    Estimated reading time: 4 minutes

    Social media cartoon

    Image: courtesy of geekculture.com


    I’ll admit, I find the whole thing a drag. ‘Networking’ is one of those words that is totally abused nowadays in business.

    But despite my reservations towards this type of events, over the last year I’ve participated in a dozen or so, compelled by my curiosity to solve a doubt I’ve been pondering for some time: whether these events really are any use in doing business or whether, as I suspect, most of them are more like a business cattle market, where most participants go with the sole purpose of finding customers and where hardly any serious relationships come out of it as a result.

    Tips like the two below, heard from the mouths of networking ‘experts’, makes me further believe in the second option:


    1. “Go loaded with cards”

    According to this theory, the greater the number of cards you hand out, the greater the possibility of generating business. To do this, you need to talk to as many people as possible, without any one individual stealing too much of your time as you can miss out on the chance to continue handing out cards.

    When you get home, you’ll sort all those cards you’ve received, and before throwing them in the trash, you’ll send information on your company to each of those emails. They’ll answer you with a thanks. And you’ll answer them back with a thanks.

    And suddenly you’ll have 20 new companies spamming your inboxes.

    2. “Sell your company in a few words”

    At a networking event, people don’t have time to lose. So to help solve this, many events use the speed-dating format. You’ll try to make the most of that short time to sell your company or project. A sort of I’ve got you here so I’m going to sell to you. When you actually let your interlocutor speak, he or she will try to the same with you.

    In reality, you’ll only listen to see if they can help you. And they’ll do the same.

    If at some stage you detect that they could be a potential customer, you’ll try to impress them. They’ll probably do the same. Then, switch partners. And if I’ve seen you, well I don’t remember.


    I think the spirit of networking has nothing to do with any of these tips. Improving your network of contacts doesn’t mean increasing them in number, rather optimizing them in quality. In order to get contacts, it is just as important to know how to speak as to know how to listen. Finding someone who can help is just as useful as finding someone who can help you. In short, it’s about giving value.

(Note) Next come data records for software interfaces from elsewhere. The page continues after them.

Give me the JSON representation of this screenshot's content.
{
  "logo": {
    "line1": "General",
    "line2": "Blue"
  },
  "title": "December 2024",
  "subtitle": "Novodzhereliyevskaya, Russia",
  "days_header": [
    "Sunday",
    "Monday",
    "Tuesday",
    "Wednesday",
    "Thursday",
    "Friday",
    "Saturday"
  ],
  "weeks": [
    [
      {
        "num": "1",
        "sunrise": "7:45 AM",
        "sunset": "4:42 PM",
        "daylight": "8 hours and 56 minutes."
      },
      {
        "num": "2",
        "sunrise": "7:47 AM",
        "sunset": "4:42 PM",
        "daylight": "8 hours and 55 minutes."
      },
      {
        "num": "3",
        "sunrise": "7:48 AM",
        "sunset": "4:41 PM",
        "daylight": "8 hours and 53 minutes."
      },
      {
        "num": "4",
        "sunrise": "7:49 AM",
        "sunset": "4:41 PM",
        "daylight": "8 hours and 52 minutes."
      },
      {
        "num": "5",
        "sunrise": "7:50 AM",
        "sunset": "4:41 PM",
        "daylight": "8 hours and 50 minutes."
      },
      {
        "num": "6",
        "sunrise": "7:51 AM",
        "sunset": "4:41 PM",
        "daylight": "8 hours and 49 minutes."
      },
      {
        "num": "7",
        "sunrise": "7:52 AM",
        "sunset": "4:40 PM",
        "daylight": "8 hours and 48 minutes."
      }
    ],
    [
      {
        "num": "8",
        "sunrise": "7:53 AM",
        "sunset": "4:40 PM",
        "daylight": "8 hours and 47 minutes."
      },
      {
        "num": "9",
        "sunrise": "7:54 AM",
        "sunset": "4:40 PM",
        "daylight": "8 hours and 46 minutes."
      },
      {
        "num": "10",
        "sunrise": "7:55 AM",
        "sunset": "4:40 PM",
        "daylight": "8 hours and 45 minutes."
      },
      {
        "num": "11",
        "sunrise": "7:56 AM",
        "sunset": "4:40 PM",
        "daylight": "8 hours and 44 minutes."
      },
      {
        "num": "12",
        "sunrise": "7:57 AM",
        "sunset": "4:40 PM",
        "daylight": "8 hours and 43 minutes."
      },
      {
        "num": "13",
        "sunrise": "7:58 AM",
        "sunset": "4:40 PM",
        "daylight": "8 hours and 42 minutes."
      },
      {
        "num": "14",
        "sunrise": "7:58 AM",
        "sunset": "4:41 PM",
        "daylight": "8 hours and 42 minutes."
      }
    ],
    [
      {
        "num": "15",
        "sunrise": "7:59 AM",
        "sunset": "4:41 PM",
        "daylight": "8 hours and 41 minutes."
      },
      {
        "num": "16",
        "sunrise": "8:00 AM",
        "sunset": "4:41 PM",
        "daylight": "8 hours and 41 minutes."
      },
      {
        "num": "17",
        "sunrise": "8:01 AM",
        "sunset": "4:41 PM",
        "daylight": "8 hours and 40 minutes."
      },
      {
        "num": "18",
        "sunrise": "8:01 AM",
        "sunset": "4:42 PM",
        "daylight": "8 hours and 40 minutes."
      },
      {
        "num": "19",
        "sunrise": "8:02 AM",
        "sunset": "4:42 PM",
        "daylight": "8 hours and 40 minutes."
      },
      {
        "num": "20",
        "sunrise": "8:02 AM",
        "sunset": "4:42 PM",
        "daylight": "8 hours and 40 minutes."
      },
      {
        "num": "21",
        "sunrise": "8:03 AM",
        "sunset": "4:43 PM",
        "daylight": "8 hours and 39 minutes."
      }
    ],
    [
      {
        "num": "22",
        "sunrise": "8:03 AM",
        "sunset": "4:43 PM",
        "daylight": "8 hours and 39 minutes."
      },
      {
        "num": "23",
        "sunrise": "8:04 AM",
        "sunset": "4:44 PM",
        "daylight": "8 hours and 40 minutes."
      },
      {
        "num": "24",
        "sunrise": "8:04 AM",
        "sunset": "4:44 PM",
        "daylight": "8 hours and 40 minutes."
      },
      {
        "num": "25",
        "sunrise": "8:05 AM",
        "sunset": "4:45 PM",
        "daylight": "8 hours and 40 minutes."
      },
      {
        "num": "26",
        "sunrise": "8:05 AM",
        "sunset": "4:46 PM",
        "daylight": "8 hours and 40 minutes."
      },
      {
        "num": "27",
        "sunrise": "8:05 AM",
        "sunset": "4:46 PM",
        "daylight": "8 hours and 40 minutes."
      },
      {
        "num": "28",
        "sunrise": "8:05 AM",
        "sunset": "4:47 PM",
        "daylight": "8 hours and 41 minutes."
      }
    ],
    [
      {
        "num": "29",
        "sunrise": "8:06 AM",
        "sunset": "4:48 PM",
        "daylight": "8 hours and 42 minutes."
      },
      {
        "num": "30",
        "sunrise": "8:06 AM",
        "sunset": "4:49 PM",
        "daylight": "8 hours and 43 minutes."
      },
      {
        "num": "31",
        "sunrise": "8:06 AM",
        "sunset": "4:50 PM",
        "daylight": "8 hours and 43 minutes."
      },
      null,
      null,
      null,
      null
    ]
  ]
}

    Why not try the following exercise: the next time someone is explaining their business to you, think of the best contact you could present them to.

    Practise 69: it doesn’t matter what you expect to receive.

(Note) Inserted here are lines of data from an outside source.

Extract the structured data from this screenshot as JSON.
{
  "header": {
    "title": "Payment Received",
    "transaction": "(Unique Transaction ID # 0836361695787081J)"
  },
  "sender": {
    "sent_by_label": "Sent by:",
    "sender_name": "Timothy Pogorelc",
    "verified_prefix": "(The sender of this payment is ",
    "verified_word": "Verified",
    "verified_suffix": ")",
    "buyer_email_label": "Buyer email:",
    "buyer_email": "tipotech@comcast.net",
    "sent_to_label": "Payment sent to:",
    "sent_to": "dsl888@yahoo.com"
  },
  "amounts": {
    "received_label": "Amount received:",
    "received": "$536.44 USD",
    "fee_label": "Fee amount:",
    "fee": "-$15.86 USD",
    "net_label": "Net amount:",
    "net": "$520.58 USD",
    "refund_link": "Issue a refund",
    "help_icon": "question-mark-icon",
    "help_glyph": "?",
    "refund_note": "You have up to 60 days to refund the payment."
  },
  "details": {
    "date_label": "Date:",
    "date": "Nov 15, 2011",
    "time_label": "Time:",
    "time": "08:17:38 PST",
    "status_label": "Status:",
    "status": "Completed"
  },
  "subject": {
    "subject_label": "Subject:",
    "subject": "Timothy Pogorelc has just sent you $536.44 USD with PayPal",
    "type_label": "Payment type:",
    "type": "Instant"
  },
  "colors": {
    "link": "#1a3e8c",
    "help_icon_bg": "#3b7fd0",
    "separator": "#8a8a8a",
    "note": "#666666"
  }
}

    Joan Alvares is founding partner of Poko and lecturer at Istituto Europeo di Design


compose new post
next post/next comment
previous post/previous comment
show/hide comments
go to top
go to login
show/hide help
shift + esc